02-10-2007, 13:32
Idzumo (Japan)

In Japanese mythology the province of Idzumom, on the west coast, was regarded as the passage between “the plains of heaven” and “the region of Hades,” and there were commonly visible the clustering clouds by which it was declared the deities at times made their descent. Thus it came about that the land was called Idzumo-literally, the “going out clouds.” It is in Idzumo, moreover, that the shrine of the Japanese Cupid-the god of love-is to be found, which affords further explanation of its being held in high esteem. Tradition tells us too of the river Hi in Idzumo province having been the scene of a truly marvellous occurrence, a paeallel to which must be sought for in the mythology of ancient Greece. Prince Susa-no-O, who was the younger brother of the Sun Goddess, was expelled from the plains of heaven for having given grievous offence to his sister. Descending by the cloud ladder into Idzumo, he came to the banks of the Hi, and there met with an old man and women who had with them a young girl. They were all weeping, and on Prince Susa’s inquiring the cause of their grief, the old man explained that once he had had eight daughters, but that year-by-year an eight-headed serpent had come to devour one of the girls, and that he would shortly come again to demand her who stood before them. Then said Susa-no-O, “Wilt thou give her to me if I save her from the serpent?” to this the old people gratefully consented, and they brewed eight tubs of very potent Japanese wine (sake) and set it out in as many vessels on eight little platforms, within an enclosure. The serpent arrived and was attracted in all his eight heads towards the liquor, inserting a head in each tub in turn, with the result that he was speedily and thoroughly intoxicated in an eightfold degree, and fell into a slumber of no ordinary depth. The prince had no difficulty in disposing with his sabre of the monster, which he hacked into bits; but on cutting into the tall deliverer’s sword struck some hard substance which, on examination, proved to be another sword- in fact, the “Herb-mower” of ancient days (surely a sort of Japanese Excalibur), which is today one of the symbols of Imperial power and is understood to be in the guardianship of the priests of Ise.

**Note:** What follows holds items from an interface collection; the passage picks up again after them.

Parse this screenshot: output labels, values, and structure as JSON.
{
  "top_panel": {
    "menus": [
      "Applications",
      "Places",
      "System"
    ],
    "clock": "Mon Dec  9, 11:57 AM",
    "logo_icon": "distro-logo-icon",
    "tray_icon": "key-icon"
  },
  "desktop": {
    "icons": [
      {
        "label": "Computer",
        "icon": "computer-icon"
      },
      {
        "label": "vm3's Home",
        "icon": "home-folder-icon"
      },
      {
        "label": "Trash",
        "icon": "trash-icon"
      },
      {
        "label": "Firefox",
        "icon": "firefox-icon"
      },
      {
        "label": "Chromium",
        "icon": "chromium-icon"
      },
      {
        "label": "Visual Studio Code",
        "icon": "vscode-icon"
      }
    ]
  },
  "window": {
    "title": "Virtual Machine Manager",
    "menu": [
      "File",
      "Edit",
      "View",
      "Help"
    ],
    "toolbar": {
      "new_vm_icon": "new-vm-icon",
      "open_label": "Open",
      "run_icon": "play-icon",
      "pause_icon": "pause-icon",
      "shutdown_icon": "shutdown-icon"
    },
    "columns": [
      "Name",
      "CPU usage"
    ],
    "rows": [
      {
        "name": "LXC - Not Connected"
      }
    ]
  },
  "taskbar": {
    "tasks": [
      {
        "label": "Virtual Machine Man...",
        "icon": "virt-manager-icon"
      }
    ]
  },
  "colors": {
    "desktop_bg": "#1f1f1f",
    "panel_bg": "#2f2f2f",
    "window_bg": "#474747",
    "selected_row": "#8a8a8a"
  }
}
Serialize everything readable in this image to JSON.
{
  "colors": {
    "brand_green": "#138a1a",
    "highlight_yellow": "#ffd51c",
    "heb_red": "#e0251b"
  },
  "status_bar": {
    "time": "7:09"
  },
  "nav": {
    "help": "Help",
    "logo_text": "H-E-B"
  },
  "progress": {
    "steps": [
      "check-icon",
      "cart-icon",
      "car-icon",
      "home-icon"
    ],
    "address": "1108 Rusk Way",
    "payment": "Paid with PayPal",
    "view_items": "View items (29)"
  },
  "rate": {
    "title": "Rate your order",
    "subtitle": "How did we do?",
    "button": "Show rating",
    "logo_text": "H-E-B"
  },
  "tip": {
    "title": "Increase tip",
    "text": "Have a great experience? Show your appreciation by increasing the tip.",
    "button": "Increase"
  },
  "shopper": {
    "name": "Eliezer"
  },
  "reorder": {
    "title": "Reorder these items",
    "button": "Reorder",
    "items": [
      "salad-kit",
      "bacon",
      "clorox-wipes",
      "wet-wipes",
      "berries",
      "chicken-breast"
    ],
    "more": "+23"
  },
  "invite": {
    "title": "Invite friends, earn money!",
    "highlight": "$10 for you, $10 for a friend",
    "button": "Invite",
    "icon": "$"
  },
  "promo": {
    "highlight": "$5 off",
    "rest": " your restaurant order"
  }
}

Whatever may be the degree of importance attaching to this legend, it is certain that many able historians connect the Idzumo province with the earliest history of Japan, and consider that it was in communication with the opposite peninsula of Korea from very remote times. It was in Idzumo that the progenitors of the Yamato race are believed to have landed when they first came over from Manchuria, and it was there that they found the aborigines in full strength and had most difficulty in subduing them. The mythological stories concerning Prince Susa-no-O may be based to some extent on the conflicts between the Yamato invaders and the original inhabitants of the Japanese isles.